A: Did her recovery inspire you when you were going through your own recovery?

Q: Yeah, it did. One thing it did is it created a great bond between Mom and I. I was able to go to her and open up and say, 'Mom, I'm afraid I might be an alcoholic.' The funny thing was, she was like every other mother, like, 'Oh no, my son can't be an alcoholic.' And I said, 'Mom, wait a second, you're Betty Ford. You can't be in denial here. You're the poster child for this thing.'

Q: How involved are you with the program now?

A: For years it was through a 12-step program and meetings, for a long time, on a daily basis. But my sobriety is through a group of guys at my own church, and we're all dealing with our own stuff and we're all trusting in God to be part of that journey with us.

Q: How do you see the state of treatment of addiction in our current health care system?

A: Not good.
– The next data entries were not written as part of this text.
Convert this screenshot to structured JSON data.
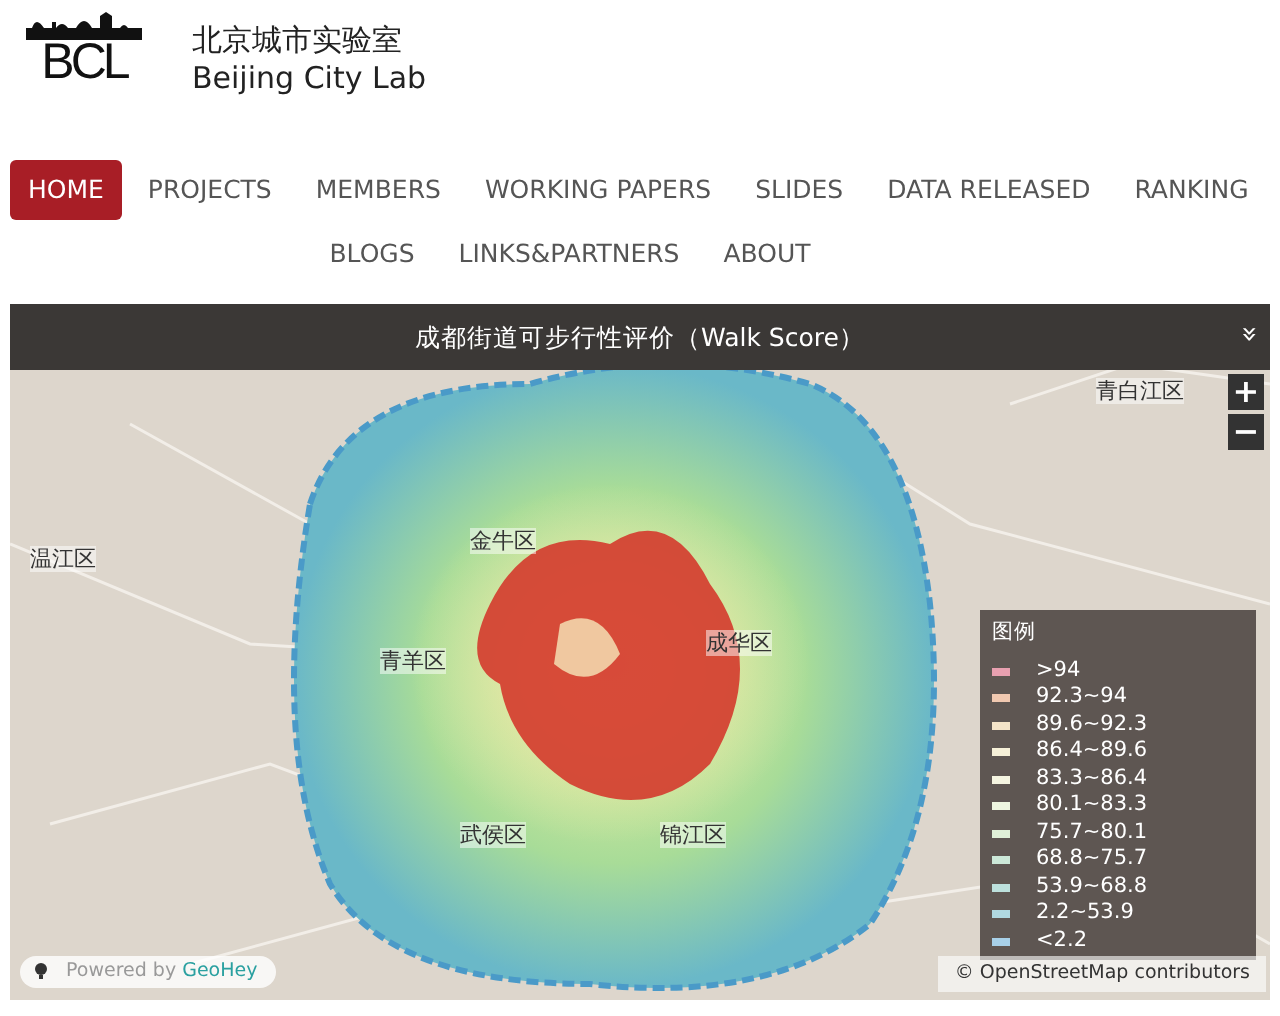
{
  "header": {
    "logo_text": "BCL",
    "title_cn": "北京城市实验室",
    "title_en": "Beijing City Lab"
  },
  "nav": [
    {
      "label": "HOME",
      "selected": true
    },
    {
      "label": "PROJECTS",
      "selected": false
    },
    {
      "label": "MEMBERS",
      "selected": false
    },
    {
      "label": "WORKING PAPERS",
      "selected": false
    },
    {
      "label": "SLIDES",
      "selected": false
    },
    {
      "label": "DATA RELEASED",
      "selected": false
    },
    {
      "label": "RANKING",
      "selected": false
    },
    {
      "label": "BLOGS",
      "selected": false
    },
    {
      "label": "LINKS&PARTNERS",
      "selected": false
    },
    {
      "label": "ABOUT",
      "selected": false
    }
  ],
  "map": {
    "title": "成都街道可步行性评价（Walk Score）",
    "collapse_icon": "»",
    "zoom_in": "+",
    "zoom_out": "−",
    "labels": [
      {
        "text": "青白江区",
        "kind": "district"
      },
      {
        "text": "温江区",
        "kind": "district"
      },
      {
        "text": "金牛区",
        "kind": "district"
      },
      {
        "text": "青羊区",
        "kind": "district"
      },
      {
        "text": "成华区",
        "kind": "district"
      },
      {
        "text": "武侯区",
        "kind": "district"
      },
      {
        "text": "锦江区",
        "kind": "district"
      }
    ],
    "legend": {
      "title": "图例",
      "items": [
        {
          "label": ">94",
          "color": "#e8a0b0"
        },
        {
          "label": "92.3~94",
          "color": "#f0c8b0"
        },
        {
          "label": "89.6~92.3",
          "color": "#f4e4c8"
        },
        {
          "label": "86.4~89.6",
          "color": "#f6f0d8"
        },
        {
          "label": "83.3~86.4",
          "color": "#f4f4e0"
        },
        {
          "label": "80.1~83.3",
          "color": "#eef6e0"
        },
        {
          "label": "75.7~80.1",
          "color": "#e0f0d8"
        },
        {
          "label": "68.8~75.7",
          "color": "#cce8d8"
        },
        {
          "label": "53.9~68.8",
          "color": "#bce0dc"
        },
        {
          "label": "2.2~53.9",
          "color": "#b0d8e0"
        },
        {
          "label": "<2.2",
          "color": "#a8d0e8"
        }
      ]
    },
    "powered_by": {
      "prefix": "Powered by",
      "brand": "GeoHey"
    },
    "attribution": {
      "symbol": "©",
      "link": "OpenStreetMap",
      "suffix": "contributors"
    }
  }
}
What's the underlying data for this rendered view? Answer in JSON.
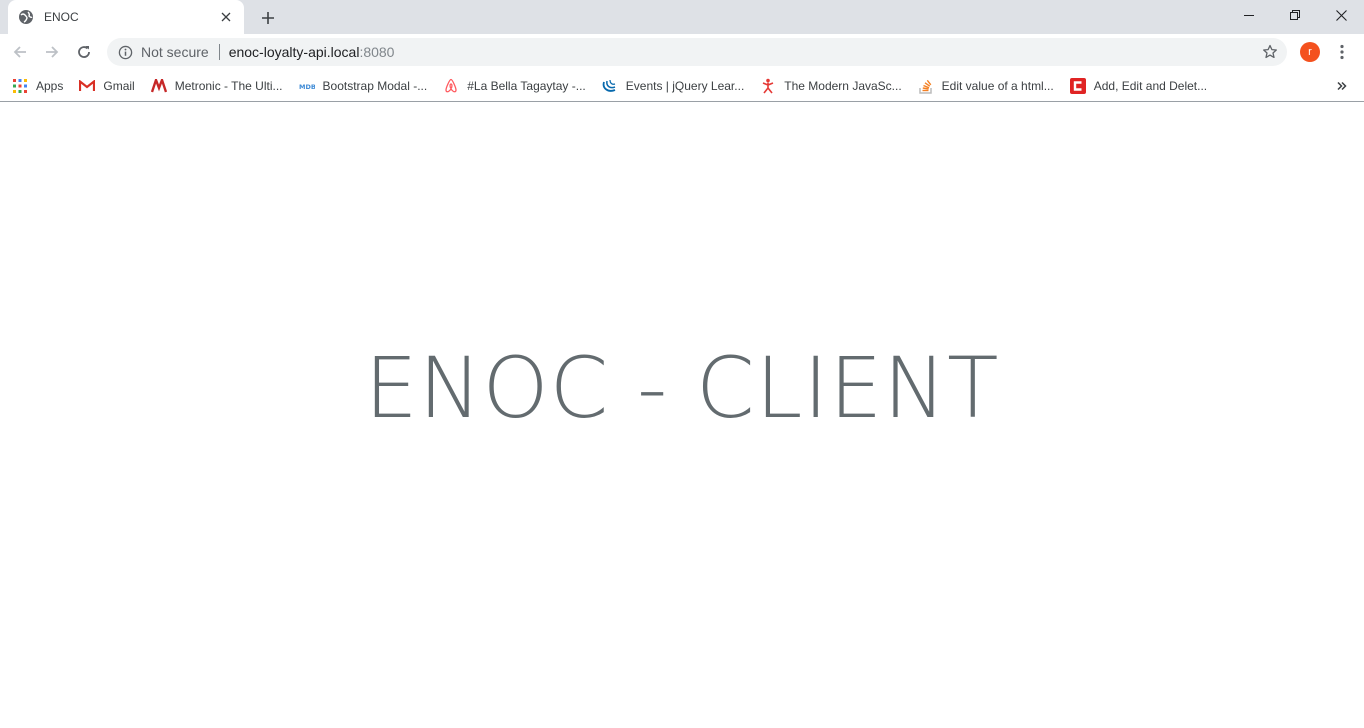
{
  "browser": {
    "tab": {
      "title": "ENOC",
      "favicon": "globe-icon"
    },
    "new_tab_icon": "plus-icon",
    "window_controls": [
      "minimize-icon",
      "restore-icon",
      "close-icon"
    ]
  },
  "toolbar": {
    "back_icon": "back-arrow-icon",
    "forward_icon": "forward-arrow-icon",
    "reload_icon": "reload-icon",
    "omnibox": {
      "security_label": "Not secure",
      "url_host": "enoc-loyalty-api.local",
      "url_port": ":8080"
    },
    "bookmark_star_icon": "star-icon",
    "profile_initial": "r",
    "profile_color": "#f4511e",
    "menu_icon": "kebab-menu-icon"
  },
  "bookmarks": [
    {
      "label": "Apps",
      "icon": "apps-grid-icon"
    },
    {
      "label": "Gmail",
      "icon": "gmail-icon"
    },
    {
      "label": "Metronic - The Ulti...",
      "icon": "metronic-icon"
    },
    {
      "label": "Bootstrap Modal -...",
      "icon": "mdb-icon"
    },
    {
      "label": "#La Bella Tagaytay -...",
      "icon": "airbnb-icon"
    },
    {
      "label": "Events | jQuery Lear...",
      "icon": "jquery-icon"
    },
    {
      "label": "The Modern JavaSc...",
      "icon": "javascript-info-icon"
    },
    {
      "label": "Edit value of a html...",
      "icon": "stackoverflow-icon"
    },
    {
      "label": "Add, Edit and Delet...",
      "icon": "codeproject-icon"
    }
  ],
  "page": {
    "title": "ENOC - CLIENT",
    "title_color": "#636b6f"
  }
}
Addiction doesn't get the headlines like cancer and things like that, and that's probably going to always be the case, but addiction needs community. So much of the cure is about the community. It's not so much about medication and surgical procedures and things like that. It's about providing a safe haven for somebody to reclaim their life.

Q: Is there room for a woman like your mother in today's ?

A: She was not your typical Republican housewife. She was pushing for the Equal Rights Amendment for women, which at that time was really not part of the Republican platform (laughs). She spoke about premarital sex and all the things first ladies had never talked about. She got a lot of grief for it. This is where I think Mom got the respect of people.

Within the first weeks of my dad's administration, she was diagnosed with breast cancer. At that time we didn't even say the word "breast" in public. Here you had a first lady saying, "We're going to take the shame off this disease." Then four or five years later she goes through addiction and tries to take the shame off addiction. I think that's how she related to the American people. She was one of them.